eyes on the future
Christian Luis Eiroa has three goals for the future of Honduras: building educational opportunities, reforestation, and renewable energy. Through La Angostura School, we can begin to build the future for the children of Honduras, but what happens by the time the children graduate? Most young men in Honduras find themselves addicted to alcohol by the time their teenage years roll around; while most women find themselves pregnant at all too young an age. Christian’s vision is build scholarships and opportunities for advanced education. By providing a means for children to grow, he believes that children will focus on a greater world of opportunities rather than following the footsteps of those before them.
Also, Christian has a vision of erasing the environmental footprint that we leave behind in Honduras. He sees that if we replant the forest where we take the wood to manufacture boxes, we can continue to maintain the landscape of the country. Christian grew up hearing stories of humongous trees that had a base so large twelve men would have to link arms to wrap around. Unfortunately, these trees no longer exist today. Over the years his company has been able to come to place where there is now zero impact left on the environment. We are no longer taking away from the natural beauty of his home country. But the goal is to be giving back and replenishing as much as we took from the generation before. And that is where we shall grow from here.
Finally, Christian envisions a future in Honduras that is powered by renewable energy.

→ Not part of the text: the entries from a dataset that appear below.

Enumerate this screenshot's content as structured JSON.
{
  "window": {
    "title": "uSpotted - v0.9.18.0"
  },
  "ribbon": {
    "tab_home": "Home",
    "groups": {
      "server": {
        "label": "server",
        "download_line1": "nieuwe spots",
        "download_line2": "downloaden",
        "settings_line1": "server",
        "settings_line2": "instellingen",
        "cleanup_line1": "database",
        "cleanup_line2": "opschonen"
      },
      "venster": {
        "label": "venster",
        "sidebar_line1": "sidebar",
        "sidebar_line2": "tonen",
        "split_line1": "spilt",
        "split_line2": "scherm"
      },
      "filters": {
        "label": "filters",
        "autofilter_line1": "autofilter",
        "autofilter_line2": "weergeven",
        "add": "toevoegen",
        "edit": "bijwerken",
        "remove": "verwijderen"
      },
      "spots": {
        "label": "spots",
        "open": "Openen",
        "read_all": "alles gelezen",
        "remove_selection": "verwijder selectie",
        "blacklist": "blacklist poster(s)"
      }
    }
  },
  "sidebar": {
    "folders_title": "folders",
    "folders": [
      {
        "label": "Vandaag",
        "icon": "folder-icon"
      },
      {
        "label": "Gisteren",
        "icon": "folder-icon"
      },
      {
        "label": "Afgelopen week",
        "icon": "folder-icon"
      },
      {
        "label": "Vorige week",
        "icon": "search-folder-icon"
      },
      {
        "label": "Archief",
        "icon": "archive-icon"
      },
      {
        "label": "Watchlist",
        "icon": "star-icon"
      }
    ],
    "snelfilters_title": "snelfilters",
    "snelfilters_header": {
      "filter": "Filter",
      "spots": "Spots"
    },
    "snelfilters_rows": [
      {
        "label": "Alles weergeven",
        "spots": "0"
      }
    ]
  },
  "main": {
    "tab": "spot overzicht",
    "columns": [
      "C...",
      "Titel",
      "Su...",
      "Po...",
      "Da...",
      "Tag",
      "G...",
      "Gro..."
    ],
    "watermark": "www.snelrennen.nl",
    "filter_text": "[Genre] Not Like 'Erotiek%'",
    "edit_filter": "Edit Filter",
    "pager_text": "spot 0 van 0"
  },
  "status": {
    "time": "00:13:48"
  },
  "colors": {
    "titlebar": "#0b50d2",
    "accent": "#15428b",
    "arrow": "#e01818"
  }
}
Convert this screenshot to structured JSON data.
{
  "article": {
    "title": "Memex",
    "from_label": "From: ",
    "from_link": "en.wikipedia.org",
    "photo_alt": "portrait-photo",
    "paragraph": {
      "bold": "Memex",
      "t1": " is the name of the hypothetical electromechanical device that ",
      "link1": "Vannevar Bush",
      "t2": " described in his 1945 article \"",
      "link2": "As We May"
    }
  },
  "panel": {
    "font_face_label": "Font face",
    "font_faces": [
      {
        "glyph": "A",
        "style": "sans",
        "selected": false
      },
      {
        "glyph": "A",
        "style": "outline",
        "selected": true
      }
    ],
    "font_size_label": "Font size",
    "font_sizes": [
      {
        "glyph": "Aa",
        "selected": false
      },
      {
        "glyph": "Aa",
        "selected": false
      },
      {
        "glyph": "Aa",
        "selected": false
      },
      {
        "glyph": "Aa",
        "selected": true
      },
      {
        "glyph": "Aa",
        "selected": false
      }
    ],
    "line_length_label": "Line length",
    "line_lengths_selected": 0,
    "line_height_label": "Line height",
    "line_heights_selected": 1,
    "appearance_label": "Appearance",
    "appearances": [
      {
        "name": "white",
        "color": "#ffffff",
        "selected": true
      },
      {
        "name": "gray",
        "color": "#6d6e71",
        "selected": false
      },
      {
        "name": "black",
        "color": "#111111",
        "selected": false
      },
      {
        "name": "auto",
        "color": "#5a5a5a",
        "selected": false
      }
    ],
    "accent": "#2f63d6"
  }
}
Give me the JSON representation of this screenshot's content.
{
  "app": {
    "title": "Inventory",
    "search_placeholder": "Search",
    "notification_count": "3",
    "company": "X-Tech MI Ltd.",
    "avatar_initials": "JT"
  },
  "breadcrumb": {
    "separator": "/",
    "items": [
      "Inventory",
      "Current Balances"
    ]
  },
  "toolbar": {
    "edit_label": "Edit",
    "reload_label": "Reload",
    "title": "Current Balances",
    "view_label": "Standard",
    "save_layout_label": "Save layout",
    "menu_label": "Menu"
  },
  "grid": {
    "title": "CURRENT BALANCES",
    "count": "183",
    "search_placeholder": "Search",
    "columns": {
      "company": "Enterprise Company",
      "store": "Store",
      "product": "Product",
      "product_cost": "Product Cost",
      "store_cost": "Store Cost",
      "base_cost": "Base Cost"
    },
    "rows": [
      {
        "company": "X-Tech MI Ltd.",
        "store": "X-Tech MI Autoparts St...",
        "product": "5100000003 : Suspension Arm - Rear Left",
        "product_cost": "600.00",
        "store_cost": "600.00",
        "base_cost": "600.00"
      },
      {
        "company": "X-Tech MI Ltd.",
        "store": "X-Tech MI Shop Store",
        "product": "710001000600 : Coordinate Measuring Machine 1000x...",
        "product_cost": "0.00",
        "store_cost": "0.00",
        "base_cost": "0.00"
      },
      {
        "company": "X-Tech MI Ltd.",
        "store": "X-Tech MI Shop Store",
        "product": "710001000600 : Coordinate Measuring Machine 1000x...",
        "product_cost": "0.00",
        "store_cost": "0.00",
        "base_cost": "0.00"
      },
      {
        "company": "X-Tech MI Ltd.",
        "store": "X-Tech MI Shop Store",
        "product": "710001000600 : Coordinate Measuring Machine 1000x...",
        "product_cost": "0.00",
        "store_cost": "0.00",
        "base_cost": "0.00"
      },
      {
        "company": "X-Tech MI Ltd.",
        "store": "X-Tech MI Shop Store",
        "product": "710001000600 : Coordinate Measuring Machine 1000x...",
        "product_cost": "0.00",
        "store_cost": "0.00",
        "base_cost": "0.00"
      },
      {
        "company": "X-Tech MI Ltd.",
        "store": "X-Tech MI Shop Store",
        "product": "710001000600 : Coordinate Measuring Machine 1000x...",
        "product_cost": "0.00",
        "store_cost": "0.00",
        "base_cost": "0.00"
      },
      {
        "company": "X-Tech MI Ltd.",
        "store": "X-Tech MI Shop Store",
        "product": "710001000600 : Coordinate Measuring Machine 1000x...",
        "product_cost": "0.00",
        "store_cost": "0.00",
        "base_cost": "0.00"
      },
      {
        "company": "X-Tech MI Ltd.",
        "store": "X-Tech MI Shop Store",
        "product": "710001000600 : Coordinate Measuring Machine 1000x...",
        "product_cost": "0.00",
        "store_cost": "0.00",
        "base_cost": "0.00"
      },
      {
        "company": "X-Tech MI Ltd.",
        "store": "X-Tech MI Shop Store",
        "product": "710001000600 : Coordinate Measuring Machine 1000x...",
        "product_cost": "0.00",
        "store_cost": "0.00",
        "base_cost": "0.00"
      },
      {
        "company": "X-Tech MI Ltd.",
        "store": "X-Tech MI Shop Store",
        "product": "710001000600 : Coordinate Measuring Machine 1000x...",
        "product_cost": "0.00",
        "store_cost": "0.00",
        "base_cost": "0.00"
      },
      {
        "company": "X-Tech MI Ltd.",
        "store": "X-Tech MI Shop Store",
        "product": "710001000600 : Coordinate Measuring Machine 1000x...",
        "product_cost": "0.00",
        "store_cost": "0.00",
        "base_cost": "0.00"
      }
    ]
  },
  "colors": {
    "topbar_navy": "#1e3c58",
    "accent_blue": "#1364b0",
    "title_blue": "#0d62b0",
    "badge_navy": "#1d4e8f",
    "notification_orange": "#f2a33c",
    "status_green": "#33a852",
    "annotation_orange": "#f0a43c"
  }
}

Whether it be wind, solar, hydro, or bioenergy powered, electricity is a commodity not all can afford to have. We could improve the lives of everyone in Honduras by extending the ability to create energy in this natural way. Christian strives to provide energy not just for our farms but also the neighboring communities where electricity is in high demand and not all can afford.
“I don’t believe companies should just exist alone on taking profits, but are responsible to give back to those we rely on to make those profits,” says Christian Luis Eiroa.